Investors were also encouraged by the easy passage in a Senate vote late Monday of Janet Yellen's nomination to take the helm at the Federal Reserve. The vote puts an economist in the post who has backed the Fed's recent efforts to stimulate the economy with low interest rates and huge bond purchases.
The confirmation is a reminder that the Fed's policies of stimulating the economy will likely continue, said Kristina Hooper, U.S. Investment Strategist at Allianz Global Investors.
“It's just a nice little halo effect,” Hooper said.
Investors will get more insight into the Fed's thinking when minutes from the Federal Open Market Committee are released on Wednesday. The Fed announced after its last meeting that it would begin winding down its monthly $85 billion bond-buying program. That stimulus was a major support for last year's rally in stocks.
Despite Tuesday's gains, stocks have started the year off on uncertain footing. Materials companies have declined 1.6 percent so far this year, led by Cliffs Natural Resources. The mining company, which was the second-biggest loser in the S&P 500 last year as commodities prices slumped, is extending its losses.
In government bond trading, the yield on the 10-year Treasury note fell to 2.94 percent from 2.96 percent Monday.
The most important piece of economic news to be released this week will be on Friday when the Labor Department releases its jobs report for December. The report will influence the Fed's decision on how quickly it will reduces its bond purchases in the coming months.
Show commenting policy
TribLive commenting policy
You are solely responsible for your comments and by using TribLive.com you agree to our Terms of Service.
We moderate comments. Our goal is to provide substantive commentary for a general readership. By screening submissions, we provide a space where readers can share intelligent and informed commentary that enhances the quality of our news and information.
While most comments will be posted if they are on-topic and not abusive, moderating decisions are subjective. We will make them as carefully and consistently as we can. Because of the volume of reader comments, we cannot review individual moderation decisions with readers.
We value thoughtful comments representing a range of views that make their point quickly and politely. We make an effort to protect discussions from repeated comments either by the same reader or different readers.
We follow the same standards for taste as the daily newspaper. A few things we won't tolerate: personal attacks, obscenity, vulgarity, profanity (including expletives and letters followed by dashes), commercial promotion, impersonations, incoherence, proselytizing and SHOUTING. Don't include URLs to Web sites.
We do not edit comments. They are either approved or deleted. We reserve the right to edit a comment that is quoted or excerpted in an article. In this case, we may fix spelling and punctuation.

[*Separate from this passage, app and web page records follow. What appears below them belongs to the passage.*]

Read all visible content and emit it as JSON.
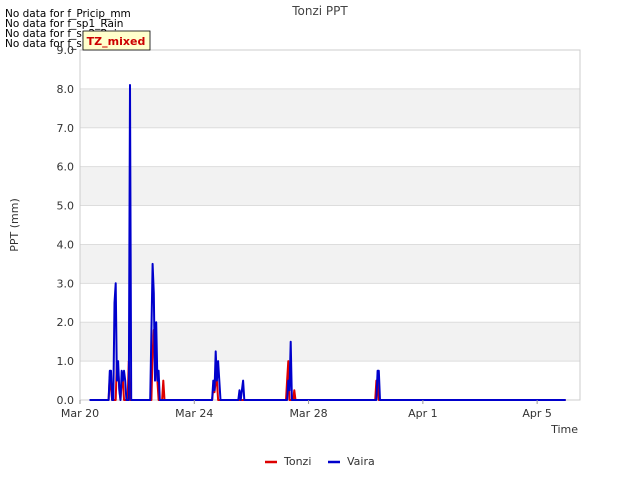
{
  "no_data_messages": [
    "No data for f_Pricip_mm",
    "No data for f_sp1_Rain",
    "No data for f_sp2_Rain",
    "No data for f_sp3_Rain"
  ],
  "badge": {
    "label": "TZ_mixed",
    "bg": "#ffffcc",
    "color": "#cc0000"
  },
  "chart_data": {
    "type": "line",
    "title": "Tonzi PPT",
    "xlabel": "Time",
    "ylabel": "PPT (mm)",
    "xlim": [
      "2023-03-20",
      "2023-04-06T12:00"
    ],
    "ylim": [
      0,
      9
    ],
    "yticks": [
      "0.0",
      "1.0",
      "2.0",
      "3.0",
      "4.0",
      "5.0",
      "6.0",
      "7.0",
      "8.0",
      "9.0"
    ],
    "xticks": [
      {
        "date": "2023-03-20",
        "label": "Mar 20"
      },
      {
        "date": "2023-03-24",
        "label": "Mar 24"
      },
      {
        "date": "2023-03-28",
        "label": "Mar 28"
      },
      {
        "date": "2023-04-01",
        "label": "Apr 1"
      },
      {
        "date": "2023-04-05",
        "label": "Apr 5"
      }
    ],
    "grid": true,
    "band_color": "#f2f2f2",
    "legend_position": "bottom-center",
    "series": [
      {
        "name": "Tonzi",
        "color": "#dd0000",
        "points": [
          [
            "2023-03-20T08:00",
            0
          ],
          [
            "2023-03-21T00:00",
            0
          ],
          [
            "2023-03-21T01:00",
            0.6
          ],
          [
            "2023-03-21T02:00",
            0.3
          ],
          [
            "2023-03-21T03:00",
            0
          ],
          [
            "2023-03-21T06:00",
            0
          ],
          [
            "2023-03-21T07:00",
            1.0
          ],
          [
            "2023-03-21T08:00",
            0.8
          ],
          [
            "2023-03-21T09:00",
            0.3
          ],
          [
            "2023-03-21T10:00",
            0
          ],
          [
            "2023-03-21T11:00",
            0.5
          ],
          [
            "2023-03-21T12:00",
            0.5
          ],
          [
            "2023-03-21T13:00",
            0
          ],
          [
            "2023-03-21T16:00",
            0
          ],
          [
            "2023-03-21T17:00",
            1.0
          ],
          [
            "2023-03-21T18:00",
            0
          ],
          [
            "2023-03-22T12:00",
            0
          ],
          [
            "2023-03-22T13:00",
            1.2
          ],
          [
            "2023-03-22T14:00",
            1.8
          ],
          [
            "2023-03-22T15:00",
            1.0
          ],
          [
            "2023-03-22T16:00",
            1.0
          ],
          [
            "2023-03-22T17:00",
            0.5
          ],
          [
            "2023-03-22T18:00",
            0
          ],
          [
            "2023-03-22T21:00",
            0
          ],
          [
            "2023-03-22T22:00",
            0.5
          ],
          [
            "2023-03-22T23:00",
            0
          ],
          [
            "2023-03-24T15:00",
            0
          ],
          [
            "2023-03-24T16:00",
            0.3
          ],
          [
            "2023-03-24T17:00",
            0.2
          ],
          [
            "2023-03-24T18:00",
            0.5
          ],
          [
            "2023-03-24T19:00",
            0.5
          ],
          [
            "2023-03-24T20:00",
            0
          ],
          [
            "2023-03-27T05:00",
            0
          ],
          [
            "2023-03-27T06:00",
            0.5
          ],
          [
            "2023-03-27T07:00",
            1.0
          ],
          [
            "2023-03-27T08:00",
            0
          ],
          [
            "2023-03-27T11:00",
            0
          ],
          [
            "2023-03-27T12:00",
            0.25
          ],
          [
            "2023-03-27T13:00",
            0
          ],
          [
            "2023-03-30T08:00",
            0
          ],
          [
            "2023-03-30T09:00",
            0.5
          ],
          [
            "2023-03-30T10:00",
            0.5
          ],
          [
            "2023-03-30T11:00",
            0
          ],
          [
            "2023-04-06T00:00",
            0
          ]
        ]
      },
      {
        "name": "Vaira",
        "color": "#0000cc",
        "points": [
          [
            "2023-03-20T08:00",
            0
          ],
          [
            "2023-03-21T00:00",
            0
          ],
          [
            "2023-03-21T01:00",
            0.75
          ],
          [
            "2023-03-21T02:00",
            0.75
          ],
          [
            "2023-03-21T03:00",
            0
          ],
          [
            "2023-03-21T04:00",
            0
          ],
          [
            "2023-03-21T05:00",
            2.5
          ],
          [
            "2023-03-21T06:00",
            3.0
          ],
          [
            "2023-03-21T07:00",
            0.5
          ],
          [
            "2023-03-21T08:00",
            1.0
          ],
          [
            "2023-03-21T09:00",
            0.25
          ],
          [
            "2023-03-21T10:00",
            0
          ],
          [
            "2023-03-21T11:00",
            0.75
          ],
          [
            "2023-03-21T12:00",
            0.5
          ],
          [
            "2023-03-21T13:00",
            0.75
          ],
          [
            "2023-03-21T14:00",
            0.5
          ],
          [
            "2023-03-21T15:00",
            0
          ],
          [
            "2023-03-21T17:00",
            0
          ],
          [
            "2023-03-21T18:00",
            8.1
          ],
          [
            "2023-03-21T19:00",
            0
          ],
          [
            "2023-03-22T11:00",
            0
          ],
          [
            "2023-03-22T12:00",
            1.75
          ],
          [
            "2023-03-22T13:00",
            3.5
          ],
          [
            "2023-03-22T14:00",
            2.75
          ],
          [
            "2023-03-22T15:00",
            0.5
          ],
          [
            "2023-03-22T16:00",
            2.0
          ],
          [
            "2023-03-22T17:00",
            0.5
          ],
          [
            "2023-03-22T18:00",
            0.75
          ],
          [
            "2023-03-22T19:00",
            0
          ],
          [
            "2023-03-24T15:00",
            0
          ],
          [
            "2023-03-24T16:00",
            0.5
          ],
          [
            "2023-03-24T17:00",
            0.25
          ],
          [
            "2023-03-24T18:00",
            1.25
          ],
          [
            "2023-03-24T19:00",
            0.5
          ],
          [
            "2023-03-24T20:00",
            1.0
          ],
          [
            "2023-03-24T21:00",
            0.5
          ],
          [
            "2023-03-24T22:00",
            0
          ],
          [
            "2023-03-25T13:00",
            0
          ],
          [
            "2023-03-25T14:00",
            0.25
          ],
          [
            "2023-03-25T15:00",
            0
          ],
          [
            "2023-03-25T16:00",
            0.25
          ],
          [
            "2023-03-25T17:00",
            0.5
          ],
          [
            "2023-03-25T18:00",
            0
          ],
          [
            "2023-03-27T06:00",
            0
          ],
          [
            "2023-03-27T07:00",
            0.5
          ],
          [
            "2023-03-27T08:00",
            0.25
          ],
          [
            "2023-03-27T09:00",
            1.5
          ],
          [
            "2023-03-27T10:00",
            0
          ],
          [
            "2023-03-30T09:00",
            0
          ],
          [
            "2023-03-30T10:00",
            0.75
          ],
          [
            "2023-03-30T11:00",
            0.75
          ],
          [
            "2023-03-30T12:00",
            0
          ],
          [
            "2023-04-06T00:00",
            0
          ]
        ]
      }
    ]
  }
}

We welcome strong opinions and criticism of our work, but we don't want comments to become bogged down with discussions of our policies and we will moderate accordingly.
We appreciate it when readers and people quoted in articles or blog posts point out errors of fact or emphasis and will investigate all assertions. But these suggestions should be sent via e-mail. To avoid distracting other readers, we won't publish comments that suggest a correction. Instead, corrections will be made in a blog post or in an article.
- Crazy Mocha owner likes comfort, says shrewd decisions foster growth
- Crude oil tumble signals low gasoline prices this fall
- Atlantic City on hot streak with non-gambling ventures
- Investors shy from Israeli drugmaker Teva amid uncertain Mylan takeover
- No more ‘roar’ as famed trading pits come to an end
- Farm use of drones to take off as feds loosen restrictions
- Pittsburgh’s tech startup activity rates last of 40 metro areas in report
- After years of downsizing, big houses make comeback
- New J.C. Penney CEO comes from middle-income America
- Halliburton to close Indiana County office
- Government contests sale of GE appliance business to competitor Electrolux